To receive a free copy of the book, please be sure the dates work for your schedule. Sign up by emailing ccv@augsburg.edu. Once registered, you may pick up the book in Oren Gateway 106.

Christensen Symposium Archive 1990-2015

WHY DO WE HAVE THE SYMPOSIUM?

The annual Christensen Symposium-first held in 1990-is made possible through the Christensen Endowment, which was established by alumni and friends of Augsburg to honor Bernhard M. Christensen. As the president of Augsburg College and Seminary from 1938 to 1962, Christensen was a central figure in drawing Augsburg fully into the study of the liberal arts.

The Symposium is designed to reflect and reinforce the principles to which Christensen showed such deep commitment:  academic integrity, the Christian Gospel, and a mutually supportive relationship with the church. In addition, it serves as a vehicle for the Augsburg community to explore and apply the five lessons that are Christensen’s legacy:

  • Christian faith liberates minds and lives.
  • Diversity strengthens vital communities.
  • Interfaith friendships enrich learning.
  • The love of Christ draws us to God.
  • We are called to service in the world.

For more information, see all Christensen Symposium posts.


2015  Living Religion
Richard Rodriguez, author Continue reading “Christensen Symposium Archive 1990-2015”

Fall Book Group – Darling

CCV Fall Book Group – Darling

Update – as of 9/1/2015, the spots for the book group are full.

In connection to the September 30 Bernhard M. Christensen Symposium/Humanities and Fine Arts Convocation, faculty and staff are invited to participate in a book group discussion of Darling: A Spiritual Autobiography by Richard Rodriguez. The group will be led by Martha E. Stortz, Bernhard M. Christensen Professor of Religion and Vocation.

The Book Group will meet for brown bag lunch discussion from 11:30am-12:30pm on the following Wednesdays:

Sept. 9
Sept. 16

To sign up, please email ccv@augsburg.edu

Once registered, a free copy of the book is available for pick up in Oren Gateway 106.

Upcoming Christensen Symposium with Nadia Bolz-Weber

Oct. 1, 2014 at Augsburg College

We have less than two weeks to go until the annual Bernhard M. Christensen Symposium with Rev. Nadia Bolz-Weber: The spirituality of being a total screw-up.

2014 Christensen Symposium Speaker
2014 Christensen Symposium Speaker

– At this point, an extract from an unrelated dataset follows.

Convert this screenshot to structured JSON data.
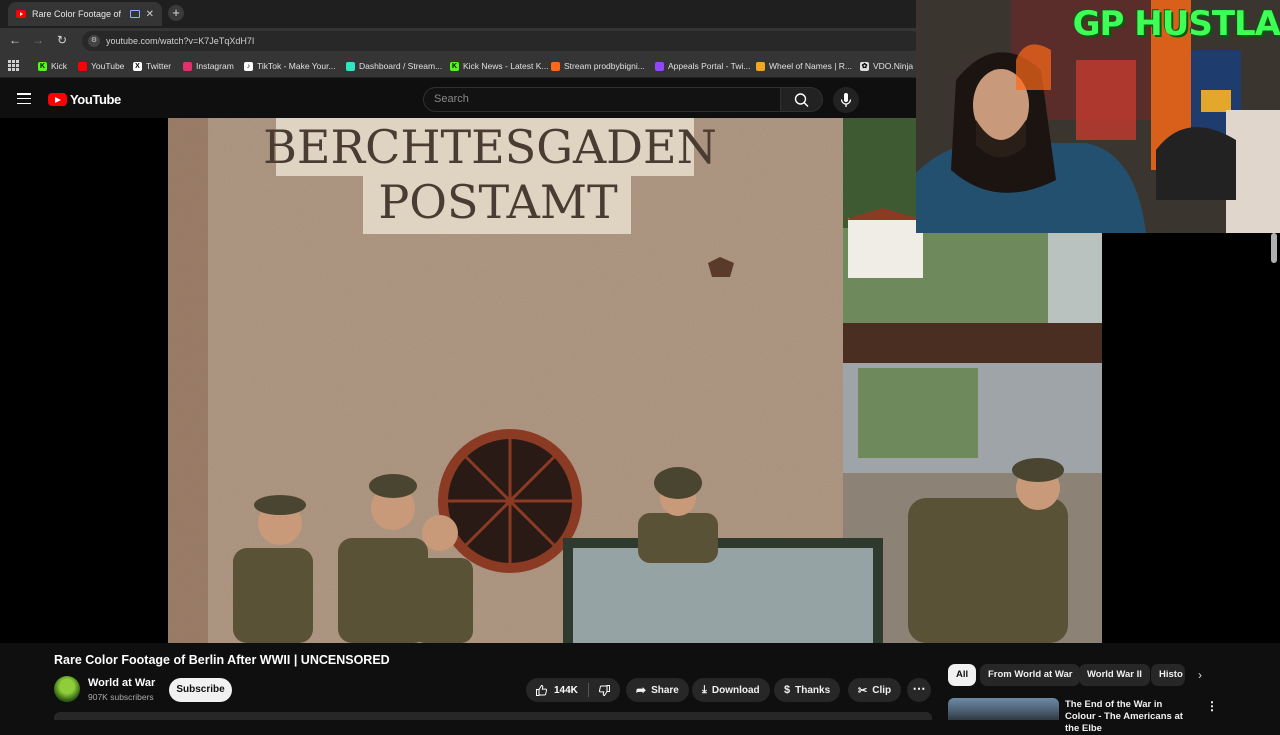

The day will involve Nadia’s presentation from 10:00am-11:00am in Hoversten Chapel. It is free and open to the public!

Learn more about it through StepUP’s blog post about the Symposium.

Augsburg Students – is a career in ministry in your future?

Join us for a special Q&A session for Augsburg students with Nadia Bolz-Weber.

Wednesday, Oct. 1
3:30-4:30pm
Oren Gateway 113

Ask questions of Nadia such as, “What is your advice for those of us considering careers in ministry?” Bring your own questions and be ready for good conversation!

 

 

CCV Fall Book Group

Pastrix

In connection to the Oct. 1 Bernhard M. Christensen Symposium, faculty and staff are invited to participate in a series of discussions on the New York Times Bestseller Pastrix by Nadia Bolz-Weber. The group will be led by Martha E. Stortz, Bernhard M. Christensen Professor of Religion and Vocation.

The Book Group will meet in Foss 175 from 4-5:30pm on the following Mondays:

Sept. 8
Sept. 22
Oct. 6
Oct. 20

To sign up, please email ccv@augsburg.edu

Once registered, a free copy of the book is available for pick up in Oren Gateway 106.